If a Life Insurance policy provides for “accelerated” or “living” benefits, you may be able to recoup half or more of the face value of the policy. Or the policy may offer a “life assurance” benefit, which pays directly for long-term care, although at a much lower cost than the value of the policy.
Hint: Long-term Care Insurance pays for residential care but is probably only an option if purchased well in advance. It’s perhaps better for you, the caregiver, to look into for yourself, rather than being a solution for someone already experiencing dementia. Read the policies carefully as many offer only in home care and may have a cap on amount of services. To find out more about long term care, California has a partnership for long term care at DHCS.ca.gov.
7. Cash in current housing
If the person in need of residential memory care still owns a home, selling or renting the property can be a way to pay for care. This financial product taps equity in your home to provide funds that are repaid when the house is sold. Well spouses or adult children should beware using a Reverse Mortgage on their home to pay for another’s care, however. You may need these funds yourself down the road, and you have no way of knowing how long you’ll need to pay the memory care bills. Always consult a financial planner in advance, since reverse mortgages are more complex than they might seem By 2050 the number of those 65 and older in the United States is expected to almost double, and those 65 and older with Alzheimer’s disease, the most common type of dementia, may nearly triple, from 5 million to as many as 16 million, according to the Alzheimer’s Association.
Hint: Not all Reverse Mortgages are the same. Make sure to check out different policies go to www.aging.ca.gov for more information.
Latest Care Innovations
With the growing number of those who will need Memory Care Services, operators are implementing unique ways to serve residents and compete among industry peers. Some of the forward thinking providers are implementing the newest care options in their facilities such as:

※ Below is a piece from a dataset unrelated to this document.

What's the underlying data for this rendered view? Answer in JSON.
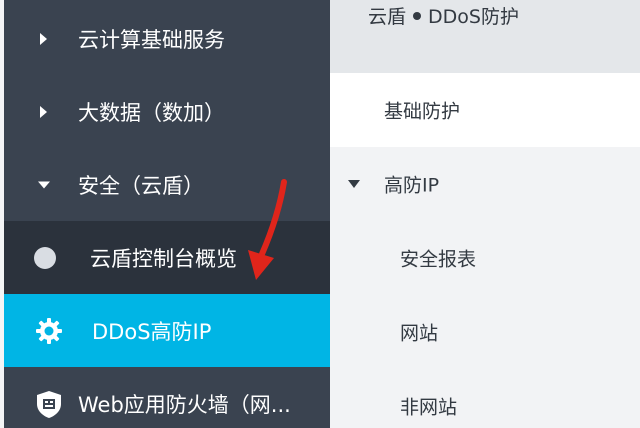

Snoezelen Rooms: a multi-sensory room that has allows memory resident the ability to control their own therapy with lights, sounds, textures and aromas stimulate a variety of senses, promoting both relaxation and a sense of control. It has been shown to reduce move outs by 27%. American Journal of Alzheimer’s Disease & Other Dementias found that non-pharmacological interventions, such as multisensory stimulation environments, have demonstrated the ability to reduce inappropriate behavior among individuals with Alzheimer’s disease.
Sensory Neighborhoods: contrary to Snoezelen therapy, the multi- sensory room in the highest acuity neighborhood is meant to get residents awake and engaged, rather than enhance relaxation.

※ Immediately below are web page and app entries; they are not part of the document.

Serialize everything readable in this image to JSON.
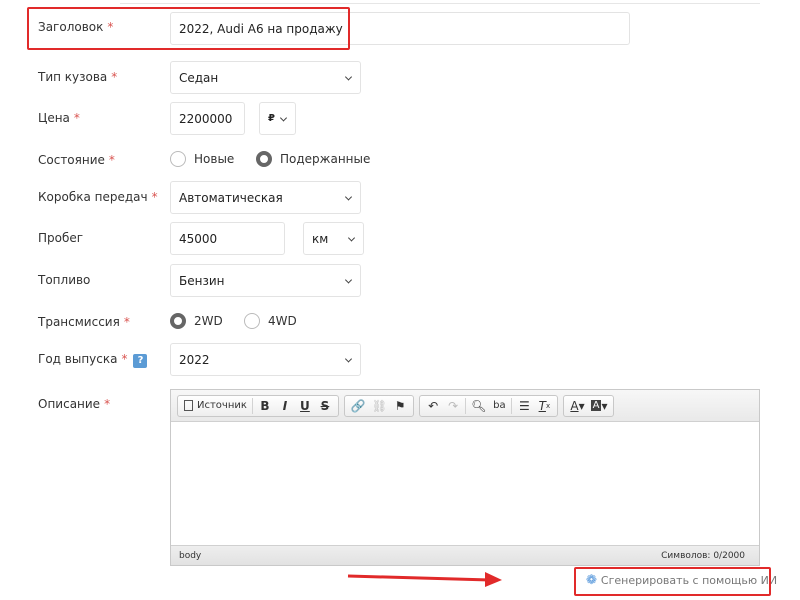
{
  "form": {
    "title": {
      "label": "Заголовок",
      "required": "*",
      "value": "2022, Audi A6 на продажу"
    },
    "body_type": {
      "label": "Тип кузова",
      "required": "*",
      "value": "Седан"
    },
    "price": {
      "label": "Цена",
      "required": "*",
      "value": "2200000",
      "currency": "₽"
    },
    "condition": {
      "label": "Состояние",
      "required": "*",
      "options": [
        "Новые",
        "Подержанные"
      ],
      "selected": "Подержанные"
    },
    "gearbox": {
      "label": "Коробка передач",
      "required": "*",
      "value": "Автоматическая"
    },
    "mileage": {
      "label": "Пробег",
      "value": "45000",
      "unit": "км"
    },
    "fuel": {
      "label": "Топливо",
      "value": "Бензин"
    },
    "drive": {
      "label": "Трансмиссия",
      "required": "*",
      "options": [
        "2WD",
        "4WD"
      ],
      "selected": "2WD"
    },
    "year": {
      "label": "Год выпуска",
      "required": "*",
      "help": "?",
      "value": "2022"
    },
    "description": {
      "label": "Описание",
      "required": "*",
      "source_label": "Источник",
      "path": "body",
      "counter": "Символов: 0/2000"
    }
  },
  "ai_button": {
    "label": "Сгенерировать с помощью ИИ",
    "icon": "openai-icon"
  },
  "colors": {
    "highlight": "#e12a2a",
    "accent": "#5b9bd5"
  }
}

Keeping Couples Together: the concept enables couples to continue to live together, even when one needs memory-related care. The couple can be independent inside their units, but have the larger environment to provide support and care when they ask for it. This option has been difficult to find in existing facilities.
Grind Dining: food that can be enjoyed without the help of a fork, knife or in some cases, teeth. For a proportion of the aging population who suffers from memory impairment or lack of cognitive function, eating without common utensils is a daily challenge. Gone are the days when highly processed or soft foods were the only options. Research from the University of Alabama and Harvard University that found cooked and ground proteins were 24% more digestible than just cooked or raw proteins. They began adding carbohydrates and vegetables for complete meals that were nutritionally complete and didn’t require eating with a fork, knife or spoon or require chewing in order to consume. The anthropologists and scientists used Burmese Pythons for their research due to the fact that the pythons don’t have teeth.
Karla Gustafson, C.P.G. (Certified Professional Gerontologist); Professor of Gerontology at American River College
The views expressed here are those of Karla Gustafson, CPG, and do not necessarily represent those of the Commission or individual members.